Exercise goal
Would you return each record that follows word for word, without its pictures?

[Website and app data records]
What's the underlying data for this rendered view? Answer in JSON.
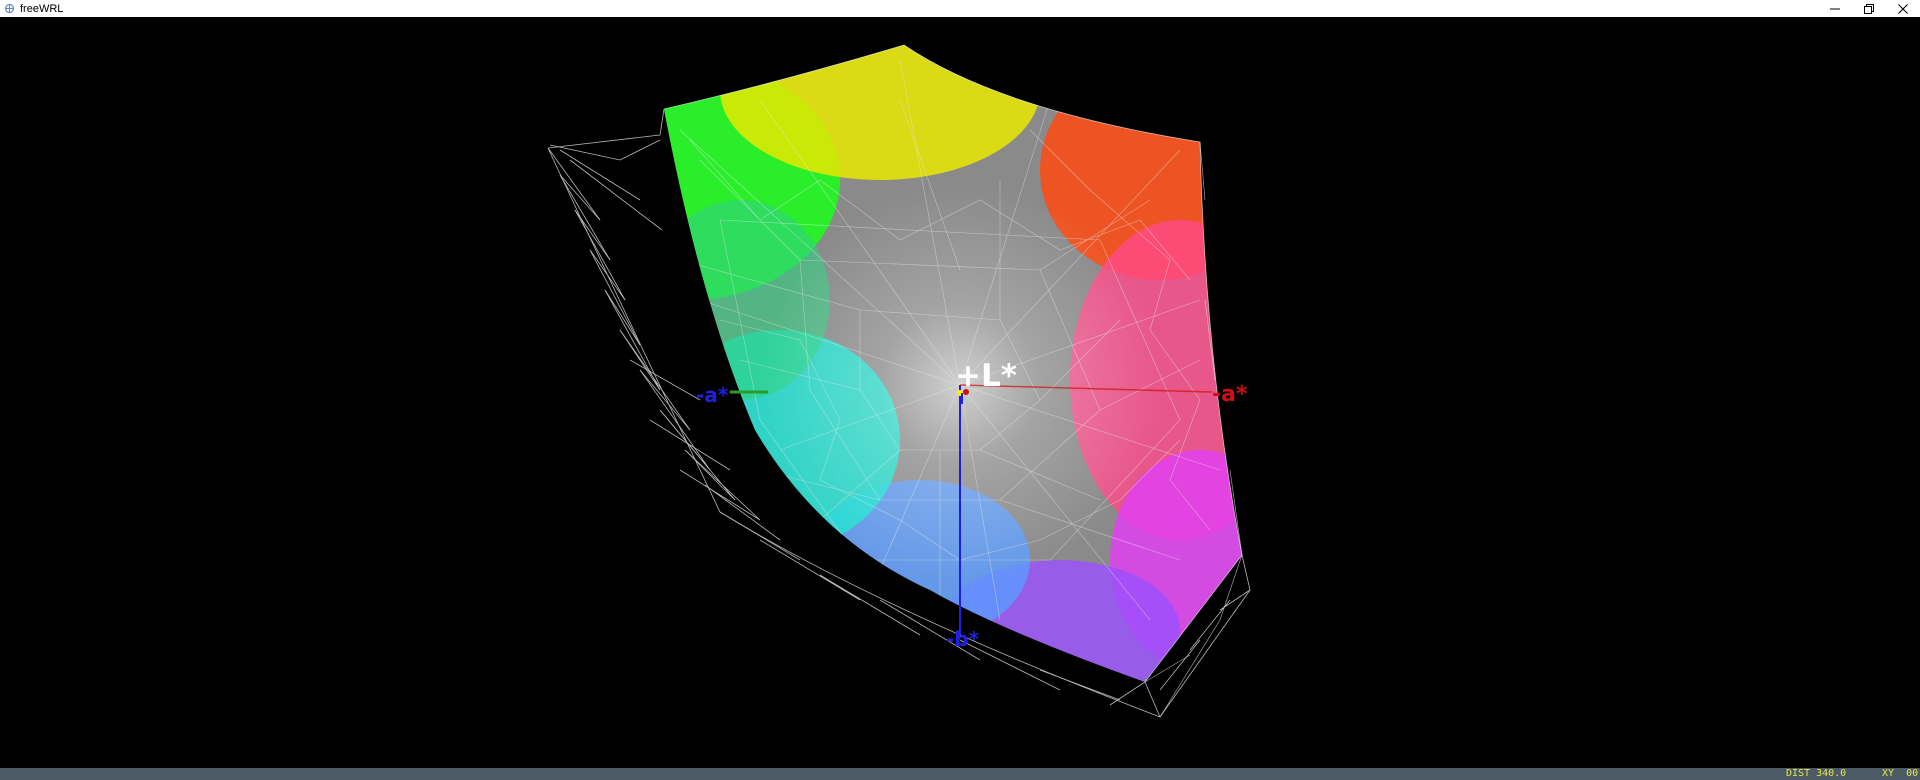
{
  "window": {
    "title": "freeWRL",
    "controls": [
      "minimize-icon",
      "restore-icon",
      "close-icon"
    ]
  },
  "scene": {
    "axis_labels": {
      "plus_l": "+L*",
      "plus_a": "-a*",
      "minus_a": "-a*",
      "minus_b": "-b*"
    },
    "colors": {
      "background": "#000000",
      "plus_l_label": "#ffffff",
      "plus_a_label": "#d01010",
      "minus_a_label": "#2020e0",
      "minus_b_label": "#2020e0",
      "wireframe": "#ffffff"
    }
  },
  "status": {
    "dist": "DIST 340.0",
    "mode": "XY  00"
  }
}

Response to the exercise
What's the underlying data for this rendered view? Answer in JSON.
{
  "window": {
    "title": "freeWRL",
    "controls": [
      "minimize-icon",
      "restore-icon",
      "close-icon"
    ]
  },
  "scene": {
    "axis_labels": {
      "plus_l": "+L*",
      "plus_a": "-a*",
      "minus_a": "-a*",
      "minus_b": "-b*"
    },
    "colors": {
      "background": "#000000",
      "plus_l_label": "#ffffff",
      "plus_a_label": "#d01010",
      "minus_a_label": "#2020e0",
      "minus_b_label": "#2020e0",
      "wireframe": "#ffffff"
    }
  },
  "status": {
    "dist": "DIST 340.0",
    "mode": "XY  00"
  }
}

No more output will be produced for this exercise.